Check every line of the data below for the string "list", and copy the ones that hold it.
Start of MATERIALS PROVIDED
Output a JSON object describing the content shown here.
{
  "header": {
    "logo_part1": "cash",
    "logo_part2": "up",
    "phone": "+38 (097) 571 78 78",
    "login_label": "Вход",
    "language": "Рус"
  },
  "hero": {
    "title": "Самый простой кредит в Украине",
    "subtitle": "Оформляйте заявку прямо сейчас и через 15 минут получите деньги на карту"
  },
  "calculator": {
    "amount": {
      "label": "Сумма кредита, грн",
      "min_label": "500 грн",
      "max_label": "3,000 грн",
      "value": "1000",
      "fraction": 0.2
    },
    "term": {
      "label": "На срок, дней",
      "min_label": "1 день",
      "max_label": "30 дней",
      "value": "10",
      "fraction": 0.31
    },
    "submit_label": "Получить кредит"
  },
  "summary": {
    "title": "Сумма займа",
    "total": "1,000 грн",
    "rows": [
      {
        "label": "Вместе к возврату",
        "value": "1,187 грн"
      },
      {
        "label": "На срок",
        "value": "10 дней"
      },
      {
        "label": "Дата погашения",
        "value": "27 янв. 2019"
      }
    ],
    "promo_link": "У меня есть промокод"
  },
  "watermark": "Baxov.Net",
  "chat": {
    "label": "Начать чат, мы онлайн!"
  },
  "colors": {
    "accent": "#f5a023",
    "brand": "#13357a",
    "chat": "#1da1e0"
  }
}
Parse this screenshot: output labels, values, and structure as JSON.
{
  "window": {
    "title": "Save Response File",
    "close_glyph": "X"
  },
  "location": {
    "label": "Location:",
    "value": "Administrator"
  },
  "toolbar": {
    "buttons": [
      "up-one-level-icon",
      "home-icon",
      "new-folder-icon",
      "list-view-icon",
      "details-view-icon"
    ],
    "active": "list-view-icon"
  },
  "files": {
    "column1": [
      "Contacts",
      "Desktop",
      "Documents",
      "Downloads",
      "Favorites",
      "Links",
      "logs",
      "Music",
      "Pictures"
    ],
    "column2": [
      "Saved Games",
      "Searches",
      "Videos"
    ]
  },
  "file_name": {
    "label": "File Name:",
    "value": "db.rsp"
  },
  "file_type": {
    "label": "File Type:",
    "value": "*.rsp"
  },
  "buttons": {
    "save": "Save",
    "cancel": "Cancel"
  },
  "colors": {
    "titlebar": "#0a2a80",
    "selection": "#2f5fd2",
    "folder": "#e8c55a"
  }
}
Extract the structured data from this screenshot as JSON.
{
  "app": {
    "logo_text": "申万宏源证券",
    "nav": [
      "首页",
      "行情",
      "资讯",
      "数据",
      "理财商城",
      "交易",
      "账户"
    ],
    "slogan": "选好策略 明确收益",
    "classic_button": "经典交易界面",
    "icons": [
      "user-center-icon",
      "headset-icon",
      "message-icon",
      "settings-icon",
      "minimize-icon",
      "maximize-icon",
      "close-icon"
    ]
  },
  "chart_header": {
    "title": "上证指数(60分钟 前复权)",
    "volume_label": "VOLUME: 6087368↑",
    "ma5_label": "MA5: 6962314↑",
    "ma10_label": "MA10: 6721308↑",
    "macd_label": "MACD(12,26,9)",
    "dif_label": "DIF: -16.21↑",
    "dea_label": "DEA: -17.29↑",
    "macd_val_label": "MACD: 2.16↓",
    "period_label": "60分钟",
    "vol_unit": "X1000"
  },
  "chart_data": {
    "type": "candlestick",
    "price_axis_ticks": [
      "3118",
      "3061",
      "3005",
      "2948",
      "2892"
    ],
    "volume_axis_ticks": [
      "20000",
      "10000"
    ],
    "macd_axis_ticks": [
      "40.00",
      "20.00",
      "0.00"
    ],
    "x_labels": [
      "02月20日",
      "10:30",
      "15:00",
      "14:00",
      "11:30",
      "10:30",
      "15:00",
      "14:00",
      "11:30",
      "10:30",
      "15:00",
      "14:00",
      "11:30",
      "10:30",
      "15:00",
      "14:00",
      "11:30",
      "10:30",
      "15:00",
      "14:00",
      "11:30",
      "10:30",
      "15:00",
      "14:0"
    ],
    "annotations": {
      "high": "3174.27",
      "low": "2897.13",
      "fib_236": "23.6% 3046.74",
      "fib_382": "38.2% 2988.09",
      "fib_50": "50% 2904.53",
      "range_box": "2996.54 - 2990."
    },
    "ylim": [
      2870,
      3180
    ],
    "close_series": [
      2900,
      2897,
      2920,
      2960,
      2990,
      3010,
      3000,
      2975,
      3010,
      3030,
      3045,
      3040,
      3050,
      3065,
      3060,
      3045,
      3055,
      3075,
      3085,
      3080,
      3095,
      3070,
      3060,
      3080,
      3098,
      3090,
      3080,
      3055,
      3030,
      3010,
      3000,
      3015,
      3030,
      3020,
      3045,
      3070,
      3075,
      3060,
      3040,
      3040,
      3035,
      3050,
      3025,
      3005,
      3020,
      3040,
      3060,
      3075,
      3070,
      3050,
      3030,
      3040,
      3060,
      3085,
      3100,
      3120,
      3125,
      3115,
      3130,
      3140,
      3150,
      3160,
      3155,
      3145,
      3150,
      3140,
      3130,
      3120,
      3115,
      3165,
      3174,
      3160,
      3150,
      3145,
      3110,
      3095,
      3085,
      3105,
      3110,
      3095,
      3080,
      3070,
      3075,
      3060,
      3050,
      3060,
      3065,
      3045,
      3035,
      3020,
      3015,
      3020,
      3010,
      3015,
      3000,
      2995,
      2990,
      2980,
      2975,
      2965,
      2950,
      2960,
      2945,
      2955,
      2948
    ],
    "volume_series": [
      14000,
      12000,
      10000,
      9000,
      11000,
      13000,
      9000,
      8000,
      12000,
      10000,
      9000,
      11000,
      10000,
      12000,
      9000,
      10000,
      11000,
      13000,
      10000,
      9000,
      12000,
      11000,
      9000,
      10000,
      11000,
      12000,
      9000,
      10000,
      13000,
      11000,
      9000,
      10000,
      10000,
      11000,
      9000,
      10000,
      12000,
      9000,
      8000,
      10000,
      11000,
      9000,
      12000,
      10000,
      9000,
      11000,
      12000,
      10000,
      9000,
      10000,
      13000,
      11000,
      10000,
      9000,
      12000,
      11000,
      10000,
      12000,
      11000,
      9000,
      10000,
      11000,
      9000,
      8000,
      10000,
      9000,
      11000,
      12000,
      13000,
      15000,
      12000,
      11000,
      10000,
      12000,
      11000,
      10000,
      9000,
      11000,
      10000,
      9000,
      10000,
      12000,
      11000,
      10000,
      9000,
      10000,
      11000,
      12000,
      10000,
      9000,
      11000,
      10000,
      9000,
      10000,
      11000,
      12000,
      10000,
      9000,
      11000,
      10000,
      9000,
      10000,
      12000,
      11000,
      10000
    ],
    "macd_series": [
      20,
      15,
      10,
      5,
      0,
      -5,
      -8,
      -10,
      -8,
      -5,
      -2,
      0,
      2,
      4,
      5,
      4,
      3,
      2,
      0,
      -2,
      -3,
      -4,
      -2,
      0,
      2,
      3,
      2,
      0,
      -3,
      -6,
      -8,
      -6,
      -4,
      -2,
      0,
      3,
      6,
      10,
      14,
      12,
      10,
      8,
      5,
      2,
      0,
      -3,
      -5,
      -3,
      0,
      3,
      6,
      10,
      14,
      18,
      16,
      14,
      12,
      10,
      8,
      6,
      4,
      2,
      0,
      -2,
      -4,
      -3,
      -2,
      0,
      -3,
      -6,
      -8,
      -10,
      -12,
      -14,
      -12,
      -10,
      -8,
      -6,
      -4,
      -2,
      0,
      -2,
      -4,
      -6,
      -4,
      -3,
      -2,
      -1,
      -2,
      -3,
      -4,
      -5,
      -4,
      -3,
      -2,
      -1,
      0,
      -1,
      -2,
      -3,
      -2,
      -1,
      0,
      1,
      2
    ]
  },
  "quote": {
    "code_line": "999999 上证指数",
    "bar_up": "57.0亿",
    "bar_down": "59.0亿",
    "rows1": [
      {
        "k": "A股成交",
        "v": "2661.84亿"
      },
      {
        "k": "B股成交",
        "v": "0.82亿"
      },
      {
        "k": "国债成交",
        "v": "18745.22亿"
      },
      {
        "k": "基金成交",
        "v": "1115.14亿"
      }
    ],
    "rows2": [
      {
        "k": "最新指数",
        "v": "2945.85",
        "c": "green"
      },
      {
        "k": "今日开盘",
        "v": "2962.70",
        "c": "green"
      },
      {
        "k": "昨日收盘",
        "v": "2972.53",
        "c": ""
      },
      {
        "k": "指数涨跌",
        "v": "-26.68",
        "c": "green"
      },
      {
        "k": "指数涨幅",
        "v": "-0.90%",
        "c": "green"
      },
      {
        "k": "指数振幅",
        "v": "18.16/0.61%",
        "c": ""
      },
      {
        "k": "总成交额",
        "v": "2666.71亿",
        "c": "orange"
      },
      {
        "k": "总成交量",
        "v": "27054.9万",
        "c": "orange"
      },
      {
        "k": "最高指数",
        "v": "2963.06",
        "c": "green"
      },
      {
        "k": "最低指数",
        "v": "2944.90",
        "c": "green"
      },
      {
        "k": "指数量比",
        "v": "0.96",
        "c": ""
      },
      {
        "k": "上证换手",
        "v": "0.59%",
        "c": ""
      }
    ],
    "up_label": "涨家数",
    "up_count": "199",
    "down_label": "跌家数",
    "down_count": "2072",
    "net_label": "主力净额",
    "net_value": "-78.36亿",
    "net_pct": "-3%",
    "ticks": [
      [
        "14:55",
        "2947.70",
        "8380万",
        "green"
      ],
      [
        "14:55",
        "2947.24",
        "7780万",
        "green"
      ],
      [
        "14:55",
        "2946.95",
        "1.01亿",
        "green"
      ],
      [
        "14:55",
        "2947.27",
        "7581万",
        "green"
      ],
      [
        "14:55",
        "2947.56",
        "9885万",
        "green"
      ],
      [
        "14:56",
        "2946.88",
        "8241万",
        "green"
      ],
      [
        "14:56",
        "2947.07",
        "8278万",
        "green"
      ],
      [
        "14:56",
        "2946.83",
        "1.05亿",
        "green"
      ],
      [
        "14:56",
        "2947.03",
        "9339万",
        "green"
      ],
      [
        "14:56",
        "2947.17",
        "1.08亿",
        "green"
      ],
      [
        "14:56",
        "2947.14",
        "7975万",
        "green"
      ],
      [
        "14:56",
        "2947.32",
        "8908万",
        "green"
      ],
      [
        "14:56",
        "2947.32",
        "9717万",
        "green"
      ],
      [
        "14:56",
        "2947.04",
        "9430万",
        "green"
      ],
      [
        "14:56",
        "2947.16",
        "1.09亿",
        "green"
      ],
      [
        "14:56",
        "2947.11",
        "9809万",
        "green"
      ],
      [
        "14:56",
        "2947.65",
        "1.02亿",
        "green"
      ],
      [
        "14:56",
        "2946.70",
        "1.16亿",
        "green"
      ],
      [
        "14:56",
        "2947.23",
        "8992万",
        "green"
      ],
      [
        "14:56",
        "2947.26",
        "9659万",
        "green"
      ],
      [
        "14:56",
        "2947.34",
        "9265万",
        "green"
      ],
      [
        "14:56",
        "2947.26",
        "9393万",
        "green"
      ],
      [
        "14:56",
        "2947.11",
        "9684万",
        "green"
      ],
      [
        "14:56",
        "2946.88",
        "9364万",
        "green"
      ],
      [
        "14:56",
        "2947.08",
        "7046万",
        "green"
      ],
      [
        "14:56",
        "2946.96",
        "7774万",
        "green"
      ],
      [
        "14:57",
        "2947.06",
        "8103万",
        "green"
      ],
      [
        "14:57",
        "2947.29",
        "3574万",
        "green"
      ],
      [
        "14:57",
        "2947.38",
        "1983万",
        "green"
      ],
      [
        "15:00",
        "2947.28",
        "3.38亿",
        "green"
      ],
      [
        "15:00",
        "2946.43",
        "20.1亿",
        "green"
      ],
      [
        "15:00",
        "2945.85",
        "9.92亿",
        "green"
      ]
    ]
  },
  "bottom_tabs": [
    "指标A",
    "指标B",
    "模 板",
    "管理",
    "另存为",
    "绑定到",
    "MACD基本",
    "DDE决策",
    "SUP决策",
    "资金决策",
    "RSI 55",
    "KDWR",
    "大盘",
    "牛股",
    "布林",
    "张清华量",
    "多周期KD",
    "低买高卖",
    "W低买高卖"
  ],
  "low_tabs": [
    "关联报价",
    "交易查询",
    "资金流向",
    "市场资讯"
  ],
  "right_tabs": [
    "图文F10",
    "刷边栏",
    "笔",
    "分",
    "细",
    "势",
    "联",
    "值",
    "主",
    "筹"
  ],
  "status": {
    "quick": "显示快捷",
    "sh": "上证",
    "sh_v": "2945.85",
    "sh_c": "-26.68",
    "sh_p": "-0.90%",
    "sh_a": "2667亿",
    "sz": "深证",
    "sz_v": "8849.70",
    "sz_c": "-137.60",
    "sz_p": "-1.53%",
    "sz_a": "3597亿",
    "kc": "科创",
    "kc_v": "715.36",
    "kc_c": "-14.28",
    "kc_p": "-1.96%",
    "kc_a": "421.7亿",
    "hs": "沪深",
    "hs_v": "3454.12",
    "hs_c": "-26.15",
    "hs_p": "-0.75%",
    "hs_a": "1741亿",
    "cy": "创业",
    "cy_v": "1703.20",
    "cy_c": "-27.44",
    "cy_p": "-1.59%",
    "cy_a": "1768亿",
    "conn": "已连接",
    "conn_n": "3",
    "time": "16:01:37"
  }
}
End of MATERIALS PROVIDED
• RESULT:
      "list-view-icon",
    "active": "list-view-icon"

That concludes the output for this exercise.